Husni Ahmeti was “part of the group who kidnapped Knezevic on the bridge of Sitnica river in Vucitrn, and who was killed after several days of physical torture”. Met Shuti is also listed as a participant in a criminal offense.
After the arrival of international forces, all three of them moved to the top of the command of the Kosovo Protection Corps. According to the UNS, they were never examined.
Slobodan Milosevic, the former president of Yugoslavia, while cross-examining a Kosovo Albanian witness, before the Hague Tribunal, asked him about the murder of Knezevic.
In search for the source of this information, the UNS addressed the Citizens Association “Freedom”, which was actively involved in the defense of Slobodan Milosevic and who has Defense documentation from The Hague.
However, in their archives, they do not have any information that could indicate what kinds of facts are hidden behind Milosevic’s question. They say “the former president received information from various sources.”
When he disappeared, Ljubomir Knezevic was 60 years old and already had grandchildren. On Djurdjevdan, on May 6, 1999, he went to the family of Laketic, who lived three kilometers from the city center, near the railway station.
He went there also as a reporter. Knezevic left Mr. Laketic house at around 6 pm. He was going on foot. Since then, he was never seen again.
UNMIK police did not even try to talk to Laketic.
– As the last people known to have seen him alive, they could have provided at least information that could help in establishing the route which Mr. Ljubomir Knezevic used when he left their house, thus assisting in determining where his alleged abduction took place and point to other potential witnesses – the UNMIK Human Rights Advisory Panel says. But, nobody asked.
The UNMIK police annual report for 2000 states that until the end of that year, UNMIK police had full investigative authority in the Mitrovica region.
– The apparent lack of any immediate reaction from UNMIK Police, and of any adequate action at later stages, may have suggested to perpetrators that the authorities where either not able, or were not willing to investigate criminal acts. Such attitude of the authorities towards the gravest crimes in any society, and especially in post-conflict circumstances, inevitably creates a culture of impunity among the criminals and can only lead to a worsening of the situation. The problems, which UNMIK had encountered at the beginning of its mission, do not justify such inaction – is another of the conclusions of the UNMIK Human Rights Advisory Panel.
The EULEX mission, who took over all crime investigations, was for nine years claiming that it had no information about the kidnapping of Mr. Ljubomir Knezevic.
The UNS has come to the information that this case was in the Mitrovica court and presented it to EULEX.
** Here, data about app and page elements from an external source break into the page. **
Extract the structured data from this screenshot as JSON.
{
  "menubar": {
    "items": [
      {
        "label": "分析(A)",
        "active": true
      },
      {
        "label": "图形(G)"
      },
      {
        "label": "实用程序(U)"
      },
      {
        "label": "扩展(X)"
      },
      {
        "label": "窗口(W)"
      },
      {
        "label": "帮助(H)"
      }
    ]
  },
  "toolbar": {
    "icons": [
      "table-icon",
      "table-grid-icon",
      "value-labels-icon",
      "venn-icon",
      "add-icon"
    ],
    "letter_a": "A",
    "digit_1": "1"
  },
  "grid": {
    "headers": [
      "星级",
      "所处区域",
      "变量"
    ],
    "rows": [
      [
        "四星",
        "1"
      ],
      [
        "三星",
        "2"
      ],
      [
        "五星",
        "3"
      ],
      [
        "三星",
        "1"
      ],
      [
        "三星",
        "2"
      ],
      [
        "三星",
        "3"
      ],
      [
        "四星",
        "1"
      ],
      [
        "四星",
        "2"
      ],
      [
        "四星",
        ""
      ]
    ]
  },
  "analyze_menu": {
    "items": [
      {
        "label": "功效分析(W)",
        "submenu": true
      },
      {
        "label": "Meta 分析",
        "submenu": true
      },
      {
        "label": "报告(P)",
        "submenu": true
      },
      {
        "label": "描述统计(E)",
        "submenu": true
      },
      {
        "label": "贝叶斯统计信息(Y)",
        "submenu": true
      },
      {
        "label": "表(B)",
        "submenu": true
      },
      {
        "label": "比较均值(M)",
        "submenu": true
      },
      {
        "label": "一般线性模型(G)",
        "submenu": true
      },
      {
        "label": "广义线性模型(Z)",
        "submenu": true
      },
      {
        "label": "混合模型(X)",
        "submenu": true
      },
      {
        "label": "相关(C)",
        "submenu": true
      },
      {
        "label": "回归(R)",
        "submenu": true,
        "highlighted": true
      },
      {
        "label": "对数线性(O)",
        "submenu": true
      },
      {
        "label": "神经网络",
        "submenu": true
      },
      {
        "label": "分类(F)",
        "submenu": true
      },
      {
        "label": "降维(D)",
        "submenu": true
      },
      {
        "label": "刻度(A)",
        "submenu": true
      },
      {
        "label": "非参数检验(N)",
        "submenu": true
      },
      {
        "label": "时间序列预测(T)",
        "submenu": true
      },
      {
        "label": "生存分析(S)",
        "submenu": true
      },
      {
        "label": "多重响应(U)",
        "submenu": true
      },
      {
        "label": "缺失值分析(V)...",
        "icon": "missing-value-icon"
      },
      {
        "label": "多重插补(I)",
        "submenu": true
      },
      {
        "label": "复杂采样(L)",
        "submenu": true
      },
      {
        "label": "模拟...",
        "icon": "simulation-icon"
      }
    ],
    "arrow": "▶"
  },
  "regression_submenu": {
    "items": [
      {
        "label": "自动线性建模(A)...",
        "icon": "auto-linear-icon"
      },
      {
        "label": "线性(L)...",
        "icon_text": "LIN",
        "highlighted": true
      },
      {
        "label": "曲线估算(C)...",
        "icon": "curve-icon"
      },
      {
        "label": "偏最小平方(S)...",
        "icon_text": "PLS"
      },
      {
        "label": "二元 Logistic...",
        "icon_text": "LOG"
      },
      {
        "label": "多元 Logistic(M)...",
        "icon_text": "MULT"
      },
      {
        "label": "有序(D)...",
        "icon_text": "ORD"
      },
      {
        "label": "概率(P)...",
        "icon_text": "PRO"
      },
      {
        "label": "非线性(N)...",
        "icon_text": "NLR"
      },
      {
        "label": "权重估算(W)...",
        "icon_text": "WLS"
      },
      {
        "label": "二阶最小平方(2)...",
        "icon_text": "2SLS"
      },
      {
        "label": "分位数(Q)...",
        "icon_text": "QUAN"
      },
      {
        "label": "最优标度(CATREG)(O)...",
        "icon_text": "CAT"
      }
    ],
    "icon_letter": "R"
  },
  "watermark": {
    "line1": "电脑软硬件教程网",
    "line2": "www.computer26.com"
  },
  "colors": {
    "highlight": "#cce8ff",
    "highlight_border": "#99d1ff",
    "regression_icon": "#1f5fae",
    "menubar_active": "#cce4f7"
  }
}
Subsequently, EULEX informed UNS that UNMIK decisions related to the Knezevic case were forwarded to that mission and other competent authorities in 2014 with a request to “take all possible steps to ensure the continuation of the investigation.”
EULEX further explained to the UNS that UNMIK documentation from the investigation “has never been officially handed over to EULEX prosecutors, but only a copy of the opinion of the Advisory Panel”.
In a letter to UNS, EULEX explains that since 2014, due to changes in jurisdiction, new cases have been handed over to the local prosecutor offices.
The case of Ljubomir Knezevic’s kidnapping case is now in the Kosovo Special Prosecutor’s Office. Still, no one has contacted Knezevic family.
The first text of the UNS on investigating the disappearance of “Politika” journalist Ljubomir Knezevic: “Investigating the disappearance of journalist Ljubomir Knezevic: Intimidated witnesses, dismissed prosecutor and judge” read HERE.
UNS, Jelena L. Petković, Beograd, 26/03/2018